Rare systemic adverse reactions to corticosteroid injections for juvenile idiopathic arthritis are described in a review of an institution's cases and the literature.
Pediatric rheumatologists at the Rainbow Babies and Children’s Hospital in Cleveland have alerted colleagues to rare adverse events that may after intraarticular corticosteroid injections in patients with juvenile idiopathic arthritis (JIA). They cite severe acneiform rashes, insomnia, and cushingoid features in patients profiled.
Generally, systemic absorption allows delivery of high concentrations of intraarticular corticosteroids in children, with little potential for systemic adverse events. But after the authors reviewed records at their facility, plus other reports from the literature, they found adverse events in four of 179 children injected with triamcinolone hexacetonide for JIA. These included two cases of severe acneiform rash, one of insomnia and, in a case of injection in 21 joints, cushingoid features.
While there have been reports “of general ‘Cushing-like’ appearances, there are…very few reports of specific skin and other organ/system adverse effects resulting from systemic corticosteroid absorption,” the authors report.

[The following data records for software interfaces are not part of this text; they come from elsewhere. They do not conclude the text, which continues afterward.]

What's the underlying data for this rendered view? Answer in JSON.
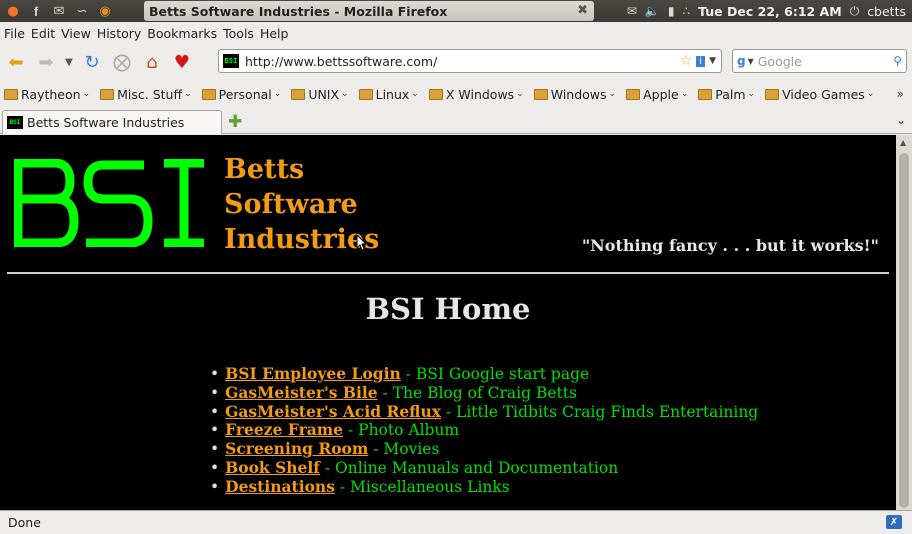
{
  "panel": {
    "window_title": "Betts Software Industries - Mozilla Firefox",
    "clock": "Tue Dec 22,  6:12 AM",
    "user": "cbetts"
  },
  "menubar": [
    "File",
    "Edit",
    "View",
    "History",
    "Bookmarks",
    "Tools",
    "Help"
  ],
  "navbar": {
    "url": "http://www.bettssoftware.com/",
    "search_placeholder": "Google"
  },
  "bookmarks": [
    "Raytheon",
    "Misc. Stuff",
    "Personal",
    "UNIX",
    "Linux",
    "X Windows",
    "Windows",
    "Apple",
    "Palm",
    "Video Games"
  ],
  "tab": {
    "title": "Betts Software Industries"
  },
  "page": {
    "logo_text": "BSI",
    "brand": [
      "Betts",
      "Software",
      "Industries"
    ],
    "tagline": "\"Nothing fancy . . . but it works!\"",
    "heading": "BSI Home",
    "links": [
      {
        "label": "BSI Employee Login",
        "desc": " - BSI Google start page"
      },
      {
        "label": "GasMeister's Bile",
        "desc": " - The Blog of Craig Betts"
      },
      {
        "label": "GasMeister's Acid Reflux",
        "desc": " - Little Tidbits Craig Finds Entertaining"
      },
      {
        "label": "Freeze Frame",
        "desc": " - Photo Album"
      },
      {
        "label": "Screening Room",
        "desc": " - Movies"
      },
      {
        "label": "Book Shelf",
        "desc": " - Online Manuals and Documentation"
      },
      {
        "label": "Destinations",
        "desc": " - Miscellaneous Links"
      }
    ]
  },
  "status": {
    "text": "Done"
  },
  "colors": {
    "accent": "#f39c12",
    "link_desc": "#00e000",
    "logo": "#00ff00",
    "background": "#000000"
  }
}
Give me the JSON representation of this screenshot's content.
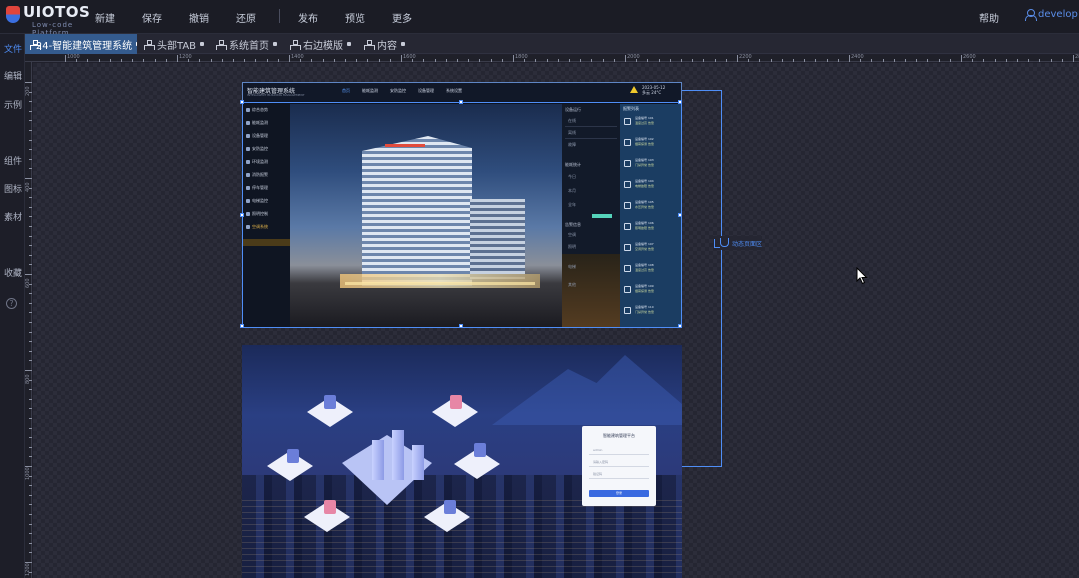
{
  "topbar": {
    "logo_text": "UIOTOS",
    "logo_sub": "Low-code Platform",
    "menu": [
      "新建",
      "保存",
      "撤销",
      "还原",
      "发布",
      "预览",
      "更多"
    ],
    "help": "帮助",
    "user": "develop"
  },
  "sidebar": {
    "items": [
      {
        "label": "文件",
        "active": true
      },
      {
        "label": "编辑",
        "active": false
      },
      {
        "label": "示例",
        "active": false
      },
      {
        "label": "组件",
        "active": false
      },
      {
        "label": "图标",
        "active": false
      },
      {
        "label": "素材",
        "active": false
      },
      {
        "label": "收藏",
        "active": false
      }
    ],
    "help_glyph": "?"
  },
  "tabs": [
    {
      "label": "24-智能建筑管理系统",
      "active": true
    },
    {
      "label": "头部TAB",
      "active": false
    },
    {
      "label": "系统首页",
      "active": false
    },
    {
      "label": "右边模版",
      "active": false
    },
    {
      "label": "内容",
      "active": false
    }
  ],
  "ruler": {
    "h_labels": [
      "1000",
      "1200",
      "1400",
      "1600",
      "1800",
      "2000",
      "2200",
      "2400",
      "2600",
      "2800",
      "3000"
    ],
    "v_labels": [
      "200",
      "400",
      "600",
      "800",
      "1000",
      "1200"
    ]
  },
  "page1": {
    "title": "智能建筑管理系统",
    "subtitle": "INTELLIGENT BUILDING MANAGEMENT",
    "nav": [
      "首页",
      "能耗监测",
      "安防监控",
      "设备管理",
      "系统设置"
    ],
    "weather": [
      "2023-05-12",
      "多云 24°C"
    ],
    "left_menu": [
      "综合态势",
      "能耗监测",
      "设备管理",
      "安防监控",
      "环境监测",
      "消防报警",
      "停车管理",
      "电梯监控",
      "照明控制",
      "空调系统"
    ],
    "mid_headers": [
      "设备运行",
      "能耗统计",
      "告警信息"
    ],
    "mid_labels": [
      "在线",
      "离线",
      "故障",
      "今日",
      "本月",
      "全年",
      "空调",
      "照明",
      "电梯",
      "其他"
    ],
    "right_title": "报警列表",
    "right_items": [
      {
        "l1": "设备编号 101",
        "l2": "温度过高 告警"
      },
      {
        "l1": "设备编号 102",
        "l2": "烟雾探测 告警"
      },
      {
        "l1": "设备编号 103",
        "l2": "门禁异常 告警"
      },
      {
        "l1": "设备编号 104",
        "l2": "电梯故障 告警"
      },
      {
        "l1": "设备编号 105",
        "l2": "水压异常 告警"
      },
      {
        "l1": "设备编号 106",
        "l2": "照明故障 告警"
      },
      {
        "l1": "设备编号 107",
        "l2": "空调异常 告警"
      },
      {
        "l1": "设备编号 108",
        "l2": "温度过高 告警"
      },
      {
        "l1": "设备编号 109",
        "l2": "烟雾探测 告警"
      },
      {
        "l1": "设备编号 110",
        "l2": "门禁异常 告警"
      }
    ]
  },
  "connector": {
    "label": "动态页面区"
  },
  "page2": {
    "login_title": "智能建筑管理平台",
    "username": "admin",
    "password": "请输入密码",
    "captcha": "验证码",
    "login_button": "登录"
  },
  "colors": {
    "accent": "#4f8ef7",
    "active_tab": "#345b8e",
    "warning": "#f0c92c",
    "panel": "#1b3d62"
  }
}
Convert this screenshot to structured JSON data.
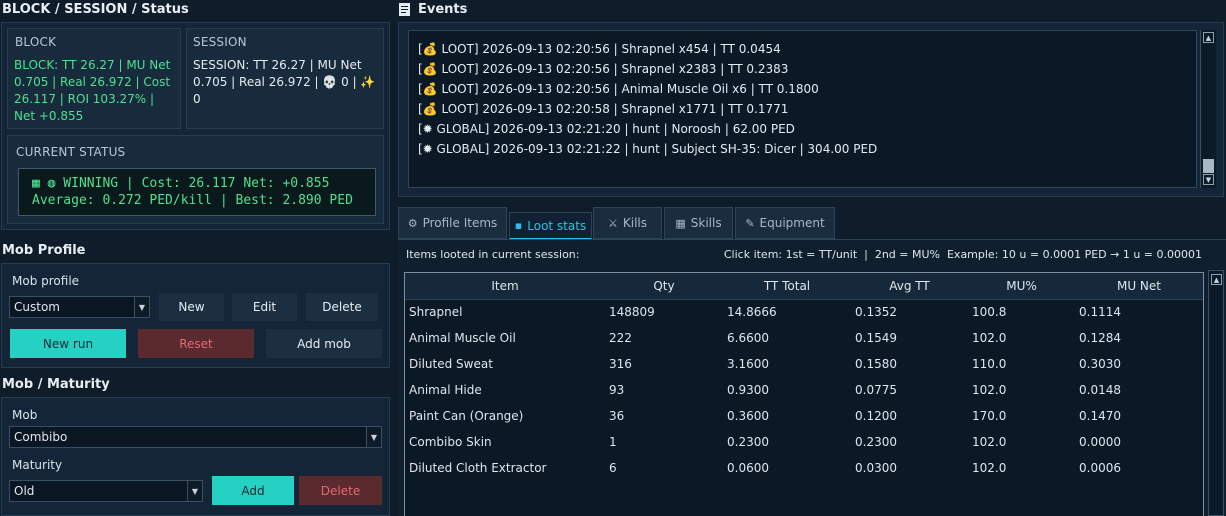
{
  "block_session": {
    "title": "BLOCK / SESSION / Status",
    "block": {
      "heading": "BLOCK",
      "text": "BLOCK: TT 26.27 | MU Net 0.705 | Real 26.972 | Cost 26.117 | ROI 103.27% | Net +0.855"
    },
    "session": {
      "heading": "SESSION",
      "text": "SESSION: TT 26.27 | MU Net 0.705 | Real 26.972 | 💀 0 | ✨ 0"
    },
    "current_status": {
      "heading": "CURRENT STATUS",
      "line1": "▦ ◍ WINNING | Cost: 26.117 Net: +0.855",
      "line2": "Average: 0.272 PED/kill | Best: 2.890 PED"
    }
  },
  "mob_profile": {
    "title": "Mob Profile",
    "label": "Mob profile",
    "selected": "Custom",
    "buttons": {
      "new": "New",
      "edit": "Edit",
      "delete": "Delete",
      "new_run": "New run",
      "reset": "Reset",
      "add_mob": "Add mob"
    }
  },
  "mob_maturity": {
    "title": "Mob / Maturity",
    "mob_label": "Mob",
    "mob_selected": "Combibo",
    "maturity_label": "Maturity",
    "maturity_selected": "Old",
    "buttons": {
      "add": "Add",
      "delete": "Delete"
    }
  },
  "events": {
    "title": "Events",
    "lines": [
      "[💰 LOOT] 2026-09-13 02:20:56 | Shrapnel x454 | TT 0.0454",
      "[💰 LOOT] 2026-09-13 02:20:56 | Shrapnel x2383 | TT 0.2383",
      "[💰 LOOT] 2026-09-13 02:20:56 | Animal Muscle Oil x6 | TT 0.1800",
      "[💰 LOOT] 2026-09-13 02:20:58 | Shrapnel x1771 | TT 0.1771",
      "[✹ GLOBAL] 2026-09-13 02:21:20 | hunt | Noroosh | 62.00 PED",
      "[✹ GLOBAL] 2026-09-13 02:21:22 | hunt | Subject SH-35: Dicer | 304.00 PED"
    ]
  },
  "tabs": [
    {
      "label": "Profile Items",
      "icon": "⚙"
    },
    {
      "label": "Loot stats",
      "icon": "▪"
    },
    {
      "label": "Kills",
      "icon": "⚔"
    },
    {
      "label": "Skills",
      "icon": "▦"
    },
    {
      "label": "Equipment",
      "icon": "✎"
    }
  ],
  "loot_stats": {
    "caption": "Items looted in current session:",
    "hint": "Click item: 1st = TT/unit  |  2nd = MU%  Example: 10 u = 0.0001 PED → 1 u = 0.00001",
    "columns": [
      "Item",
      "Qty",
      "TT Total",
      "Avg TT",
      "MU%",
      "MU Net"
    ],
    "rows": [
      [
        "Shrapnel",
        "148809",
        "14.8666",
        "0.1352",
        "100.8",
        "0.1114"
      ],
      [
        "Animal Muscle Oil",
        "222",
        "6.6600",
        "0.1549",
        "102.0",
        "0.1284"
      ],
      [
        "Diluted Sweat",
        "316",
        "3.1600",
        "0.1580",
        "110.0",
        "0.3030"
      ],
      [
        "Animal Hide",
        "93",
        "0.9300",
        "0.0775",
        "102.0",
        "0.0148"
      ],
      [
        "Paint Can (Orange)",
        "36",
        "0.3600",
        "0.1200",
        "170.0",
        "0.1470"
      ],
      [
        "Combibo Skin",
        "1",
        "0.2300",
        "0.2300",
        "102.0",
        "0.0000"
      ],
      [
        "Diluted Cloth Extractor",
        "6",
        "0.0600",
        "0.0300",
        "102.0",
        "0.0006"
      ]
    ]
  },
  "colors": {
    "background": "#0f1d2b",
    "accent_green": "#4fe08e",
    "accent_cyan": "#26d1c4",
    "danger": "#e36b71"
  }
}
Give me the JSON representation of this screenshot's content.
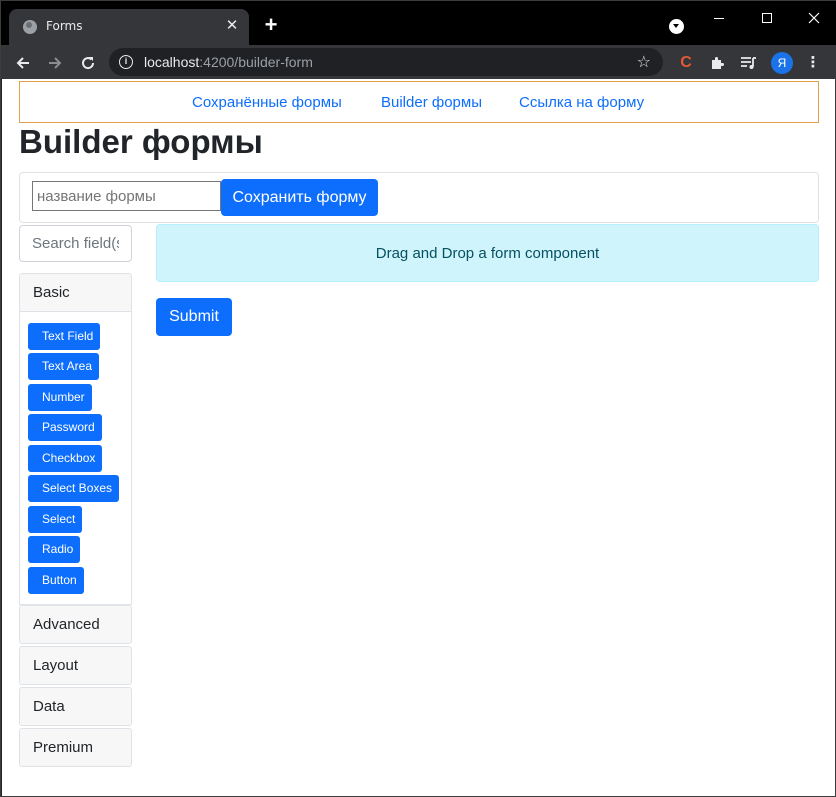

But they recommend that rheumatologists recognize the potential for such events.